-------- Provided records --------

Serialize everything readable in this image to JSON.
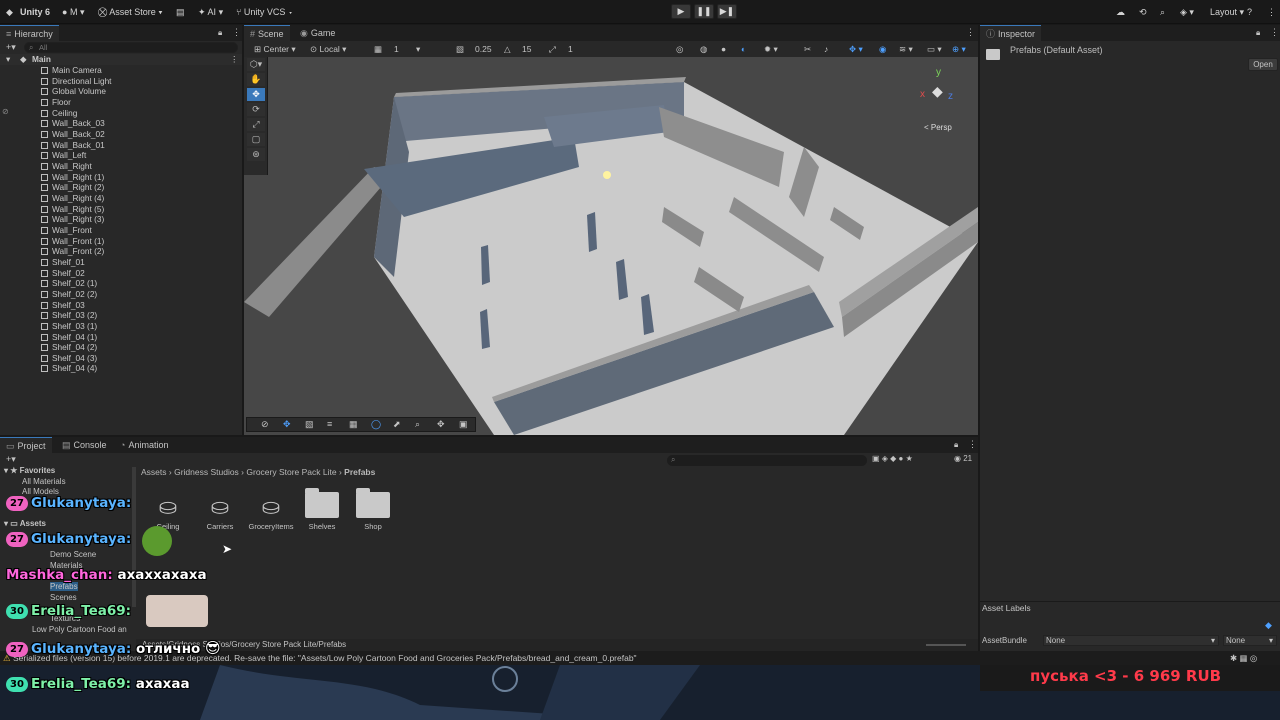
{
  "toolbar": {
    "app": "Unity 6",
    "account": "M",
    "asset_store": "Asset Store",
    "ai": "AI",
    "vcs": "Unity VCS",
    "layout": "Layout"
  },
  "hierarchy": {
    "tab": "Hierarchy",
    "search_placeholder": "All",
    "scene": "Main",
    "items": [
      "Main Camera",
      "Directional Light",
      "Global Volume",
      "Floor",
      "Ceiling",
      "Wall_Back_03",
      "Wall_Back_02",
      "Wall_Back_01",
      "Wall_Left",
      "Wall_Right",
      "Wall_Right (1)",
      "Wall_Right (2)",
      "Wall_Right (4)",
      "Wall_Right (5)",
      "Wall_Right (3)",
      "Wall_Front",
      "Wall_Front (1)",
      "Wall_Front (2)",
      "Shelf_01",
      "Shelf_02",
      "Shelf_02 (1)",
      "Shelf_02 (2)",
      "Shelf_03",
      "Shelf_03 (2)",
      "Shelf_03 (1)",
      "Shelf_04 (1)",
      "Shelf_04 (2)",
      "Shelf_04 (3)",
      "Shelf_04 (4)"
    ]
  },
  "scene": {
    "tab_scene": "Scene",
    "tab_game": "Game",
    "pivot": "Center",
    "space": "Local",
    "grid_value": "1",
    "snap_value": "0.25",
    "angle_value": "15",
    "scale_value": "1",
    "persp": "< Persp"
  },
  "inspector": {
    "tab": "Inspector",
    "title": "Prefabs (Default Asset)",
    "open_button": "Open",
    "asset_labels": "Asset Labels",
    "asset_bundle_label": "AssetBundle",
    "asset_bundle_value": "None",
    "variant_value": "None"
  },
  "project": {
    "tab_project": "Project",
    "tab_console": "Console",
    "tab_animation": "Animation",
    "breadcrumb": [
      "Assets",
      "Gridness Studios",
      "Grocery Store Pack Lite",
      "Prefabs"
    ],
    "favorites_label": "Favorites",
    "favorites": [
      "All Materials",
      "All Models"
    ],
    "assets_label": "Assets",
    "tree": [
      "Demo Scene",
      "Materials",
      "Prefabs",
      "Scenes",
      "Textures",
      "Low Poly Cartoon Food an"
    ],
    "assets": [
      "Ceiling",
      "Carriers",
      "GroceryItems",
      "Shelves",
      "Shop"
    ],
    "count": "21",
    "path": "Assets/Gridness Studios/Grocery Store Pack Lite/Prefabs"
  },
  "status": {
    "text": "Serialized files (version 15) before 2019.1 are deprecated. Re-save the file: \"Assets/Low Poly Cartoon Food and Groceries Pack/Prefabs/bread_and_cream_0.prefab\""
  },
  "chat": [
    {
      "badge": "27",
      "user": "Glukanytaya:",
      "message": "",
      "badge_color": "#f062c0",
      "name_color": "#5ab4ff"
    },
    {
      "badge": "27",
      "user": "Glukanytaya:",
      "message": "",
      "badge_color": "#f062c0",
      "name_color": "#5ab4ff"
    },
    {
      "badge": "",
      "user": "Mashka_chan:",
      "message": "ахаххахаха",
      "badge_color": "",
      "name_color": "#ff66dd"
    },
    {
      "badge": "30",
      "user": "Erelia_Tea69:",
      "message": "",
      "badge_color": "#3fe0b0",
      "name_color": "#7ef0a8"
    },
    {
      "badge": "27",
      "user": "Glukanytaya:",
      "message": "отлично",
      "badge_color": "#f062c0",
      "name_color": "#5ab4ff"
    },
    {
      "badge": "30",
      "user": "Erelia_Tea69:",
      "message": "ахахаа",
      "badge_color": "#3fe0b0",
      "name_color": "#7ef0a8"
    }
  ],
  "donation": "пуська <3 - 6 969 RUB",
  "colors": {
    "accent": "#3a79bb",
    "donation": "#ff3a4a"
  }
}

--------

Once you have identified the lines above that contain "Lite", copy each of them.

      "Grocery Store Pack Lite",
    "path": "Assets/Gridness Studios/Grocery Store Pack Lite/Prefabs"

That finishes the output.